Please return every line of the records below that contains the word "data".
+++
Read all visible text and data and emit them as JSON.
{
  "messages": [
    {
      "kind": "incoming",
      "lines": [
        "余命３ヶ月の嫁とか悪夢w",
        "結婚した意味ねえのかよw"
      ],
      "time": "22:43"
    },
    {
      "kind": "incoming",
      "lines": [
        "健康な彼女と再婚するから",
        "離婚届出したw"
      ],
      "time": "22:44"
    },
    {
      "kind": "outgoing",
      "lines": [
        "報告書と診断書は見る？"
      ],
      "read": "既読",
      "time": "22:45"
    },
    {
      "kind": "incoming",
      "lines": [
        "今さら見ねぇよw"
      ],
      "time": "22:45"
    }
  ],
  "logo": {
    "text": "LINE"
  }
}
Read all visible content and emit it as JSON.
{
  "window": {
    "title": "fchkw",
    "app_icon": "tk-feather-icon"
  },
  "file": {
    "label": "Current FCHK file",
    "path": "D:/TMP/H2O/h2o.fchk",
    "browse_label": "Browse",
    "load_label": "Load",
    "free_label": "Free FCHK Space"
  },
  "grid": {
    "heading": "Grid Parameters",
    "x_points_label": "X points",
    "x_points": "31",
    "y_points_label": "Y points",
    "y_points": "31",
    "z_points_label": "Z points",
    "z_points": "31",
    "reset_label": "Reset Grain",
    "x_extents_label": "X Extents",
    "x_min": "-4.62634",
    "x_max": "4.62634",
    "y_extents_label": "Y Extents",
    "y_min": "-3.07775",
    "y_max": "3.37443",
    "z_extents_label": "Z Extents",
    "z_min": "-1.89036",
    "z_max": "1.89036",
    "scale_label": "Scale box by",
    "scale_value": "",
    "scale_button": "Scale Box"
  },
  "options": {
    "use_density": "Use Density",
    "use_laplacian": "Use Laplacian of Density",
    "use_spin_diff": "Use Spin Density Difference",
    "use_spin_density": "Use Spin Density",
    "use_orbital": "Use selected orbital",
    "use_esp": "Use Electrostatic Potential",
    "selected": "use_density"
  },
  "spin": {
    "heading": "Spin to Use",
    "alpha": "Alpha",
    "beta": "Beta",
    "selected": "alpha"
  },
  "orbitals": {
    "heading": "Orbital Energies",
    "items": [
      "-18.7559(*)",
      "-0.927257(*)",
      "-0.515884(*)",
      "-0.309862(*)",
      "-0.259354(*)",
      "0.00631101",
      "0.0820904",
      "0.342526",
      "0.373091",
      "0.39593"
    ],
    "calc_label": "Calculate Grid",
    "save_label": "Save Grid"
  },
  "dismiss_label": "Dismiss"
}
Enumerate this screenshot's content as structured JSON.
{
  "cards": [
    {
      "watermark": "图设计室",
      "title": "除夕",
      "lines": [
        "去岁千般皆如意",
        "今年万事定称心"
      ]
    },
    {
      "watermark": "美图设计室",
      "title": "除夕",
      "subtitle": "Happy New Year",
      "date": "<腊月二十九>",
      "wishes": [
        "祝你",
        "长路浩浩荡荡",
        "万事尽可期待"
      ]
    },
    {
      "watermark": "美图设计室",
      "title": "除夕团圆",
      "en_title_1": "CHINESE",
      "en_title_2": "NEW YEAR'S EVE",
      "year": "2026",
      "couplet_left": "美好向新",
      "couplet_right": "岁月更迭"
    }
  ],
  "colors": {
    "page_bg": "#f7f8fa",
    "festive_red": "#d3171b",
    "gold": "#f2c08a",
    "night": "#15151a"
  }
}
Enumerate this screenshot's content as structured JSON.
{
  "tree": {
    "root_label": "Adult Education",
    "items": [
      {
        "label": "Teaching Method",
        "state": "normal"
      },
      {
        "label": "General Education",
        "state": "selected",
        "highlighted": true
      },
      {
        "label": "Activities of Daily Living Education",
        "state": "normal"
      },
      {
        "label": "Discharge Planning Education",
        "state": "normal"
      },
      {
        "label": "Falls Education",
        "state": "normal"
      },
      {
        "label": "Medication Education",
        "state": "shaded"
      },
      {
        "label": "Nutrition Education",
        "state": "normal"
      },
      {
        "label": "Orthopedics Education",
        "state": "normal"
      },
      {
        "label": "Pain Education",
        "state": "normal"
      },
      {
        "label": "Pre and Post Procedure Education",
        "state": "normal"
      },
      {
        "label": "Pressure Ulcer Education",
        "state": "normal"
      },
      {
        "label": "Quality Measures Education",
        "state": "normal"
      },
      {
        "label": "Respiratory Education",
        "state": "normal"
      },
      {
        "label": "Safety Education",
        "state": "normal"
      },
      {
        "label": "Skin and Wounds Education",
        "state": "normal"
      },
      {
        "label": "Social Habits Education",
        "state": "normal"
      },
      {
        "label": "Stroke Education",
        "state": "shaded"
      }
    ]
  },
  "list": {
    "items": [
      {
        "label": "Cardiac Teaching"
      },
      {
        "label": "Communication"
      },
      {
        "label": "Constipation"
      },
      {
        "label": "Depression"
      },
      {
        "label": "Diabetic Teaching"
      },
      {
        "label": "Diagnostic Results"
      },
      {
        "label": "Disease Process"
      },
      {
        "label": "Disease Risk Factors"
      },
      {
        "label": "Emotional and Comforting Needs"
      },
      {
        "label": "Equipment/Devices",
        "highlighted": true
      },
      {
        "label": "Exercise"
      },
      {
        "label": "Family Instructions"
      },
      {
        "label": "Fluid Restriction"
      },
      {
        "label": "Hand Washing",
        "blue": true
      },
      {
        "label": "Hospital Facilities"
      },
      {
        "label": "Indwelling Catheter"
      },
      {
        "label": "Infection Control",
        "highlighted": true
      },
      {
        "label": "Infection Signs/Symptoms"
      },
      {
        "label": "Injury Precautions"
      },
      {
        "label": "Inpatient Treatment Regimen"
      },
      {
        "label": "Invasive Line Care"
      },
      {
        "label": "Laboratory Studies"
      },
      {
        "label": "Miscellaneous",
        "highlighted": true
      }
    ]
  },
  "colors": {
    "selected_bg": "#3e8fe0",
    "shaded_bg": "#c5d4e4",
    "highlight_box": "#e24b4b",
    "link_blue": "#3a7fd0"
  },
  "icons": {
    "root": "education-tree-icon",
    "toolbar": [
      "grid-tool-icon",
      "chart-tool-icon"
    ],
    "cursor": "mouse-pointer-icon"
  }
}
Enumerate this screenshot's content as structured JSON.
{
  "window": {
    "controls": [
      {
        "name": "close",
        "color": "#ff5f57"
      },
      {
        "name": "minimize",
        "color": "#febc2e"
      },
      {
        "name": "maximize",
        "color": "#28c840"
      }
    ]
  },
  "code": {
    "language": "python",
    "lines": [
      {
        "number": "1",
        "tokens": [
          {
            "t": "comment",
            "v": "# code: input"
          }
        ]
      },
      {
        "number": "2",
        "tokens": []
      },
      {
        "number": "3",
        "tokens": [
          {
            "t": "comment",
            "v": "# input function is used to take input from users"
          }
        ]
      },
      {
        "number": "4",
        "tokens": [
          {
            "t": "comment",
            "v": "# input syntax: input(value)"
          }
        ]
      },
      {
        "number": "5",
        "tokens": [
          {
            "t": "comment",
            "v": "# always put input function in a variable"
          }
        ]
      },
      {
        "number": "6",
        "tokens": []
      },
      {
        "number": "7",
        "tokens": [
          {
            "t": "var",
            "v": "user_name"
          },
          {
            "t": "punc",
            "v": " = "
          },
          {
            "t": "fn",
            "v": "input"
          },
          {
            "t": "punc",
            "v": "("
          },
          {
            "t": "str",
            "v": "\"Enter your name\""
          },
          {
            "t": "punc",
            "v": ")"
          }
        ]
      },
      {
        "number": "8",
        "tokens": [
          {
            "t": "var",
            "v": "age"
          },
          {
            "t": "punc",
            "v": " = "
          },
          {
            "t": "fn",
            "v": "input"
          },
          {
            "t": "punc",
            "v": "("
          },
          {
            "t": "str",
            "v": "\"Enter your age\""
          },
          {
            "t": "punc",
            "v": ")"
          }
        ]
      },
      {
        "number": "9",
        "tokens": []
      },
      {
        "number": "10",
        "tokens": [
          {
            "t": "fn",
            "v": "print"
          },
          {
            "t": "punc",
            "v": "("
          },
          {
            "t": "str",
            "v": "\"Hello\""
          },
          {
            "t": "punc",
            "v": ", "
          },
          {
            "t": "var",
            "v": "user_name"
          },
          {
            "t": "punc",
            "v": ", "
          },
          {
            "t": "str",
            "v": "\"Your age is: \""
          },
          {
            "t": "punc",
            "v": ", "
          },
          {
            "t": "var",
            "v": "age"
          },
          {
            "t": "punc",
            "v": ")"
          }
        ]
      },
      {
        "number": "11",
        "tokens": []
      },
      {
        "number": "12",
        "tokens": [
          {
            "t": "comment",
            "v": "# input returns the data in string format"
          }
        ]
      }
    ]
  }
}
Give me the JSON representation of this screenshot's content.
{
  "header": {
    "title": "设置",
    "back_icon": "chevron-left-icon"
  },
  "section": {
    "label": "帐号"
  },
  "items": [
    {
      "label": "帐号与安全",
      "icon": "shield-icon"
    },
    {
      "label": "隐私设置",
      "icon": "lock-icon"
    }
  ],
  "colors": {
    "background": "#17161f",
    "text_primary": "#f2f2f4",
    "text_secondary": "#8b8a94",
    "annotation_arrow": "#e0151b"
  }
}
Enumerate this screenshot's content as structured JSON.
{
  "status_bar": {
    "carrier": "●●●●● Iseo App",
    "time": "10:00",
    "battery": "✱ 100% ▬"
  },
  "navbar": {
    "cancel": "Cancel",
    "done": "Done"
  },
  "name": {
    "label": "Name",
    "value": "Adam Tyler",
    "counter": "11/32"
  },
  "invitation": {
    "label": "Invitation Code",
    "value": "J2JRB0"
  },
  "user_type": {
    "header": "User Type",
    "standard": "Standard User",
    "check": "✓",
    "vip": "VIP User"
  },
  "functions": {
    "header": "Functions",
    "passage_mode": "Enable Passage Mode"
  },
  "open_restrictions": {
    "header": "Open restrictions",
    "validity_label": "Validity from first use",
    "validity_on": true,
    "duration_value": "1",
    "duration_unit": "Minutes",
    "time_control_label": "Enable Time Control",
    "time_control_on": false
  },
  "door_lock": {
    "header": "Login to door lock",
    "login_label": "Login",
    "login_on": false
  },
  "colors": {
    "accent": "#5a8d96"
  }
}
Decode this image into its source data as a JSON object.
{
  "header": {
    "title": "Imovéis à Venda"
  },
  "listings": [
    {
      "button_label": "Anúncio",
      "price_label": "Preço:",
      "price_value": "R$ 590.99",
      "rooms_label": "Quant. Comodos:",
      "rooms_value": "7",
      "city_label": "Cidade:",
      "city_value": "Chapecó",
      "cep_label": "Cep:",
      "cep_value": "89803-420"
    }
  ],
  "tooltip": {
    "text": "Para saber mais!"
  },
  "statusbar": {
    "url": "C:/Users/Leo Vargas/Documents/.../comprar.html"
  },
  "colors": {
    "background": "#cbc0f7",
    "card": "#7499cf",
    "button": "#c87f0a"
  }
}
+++
SOLUTION TO THIS TASK:
Read all visible text and data and emit them as JSON.
            "v": "# input returns the data in string format"
Decode this image into its source data as a JSON object.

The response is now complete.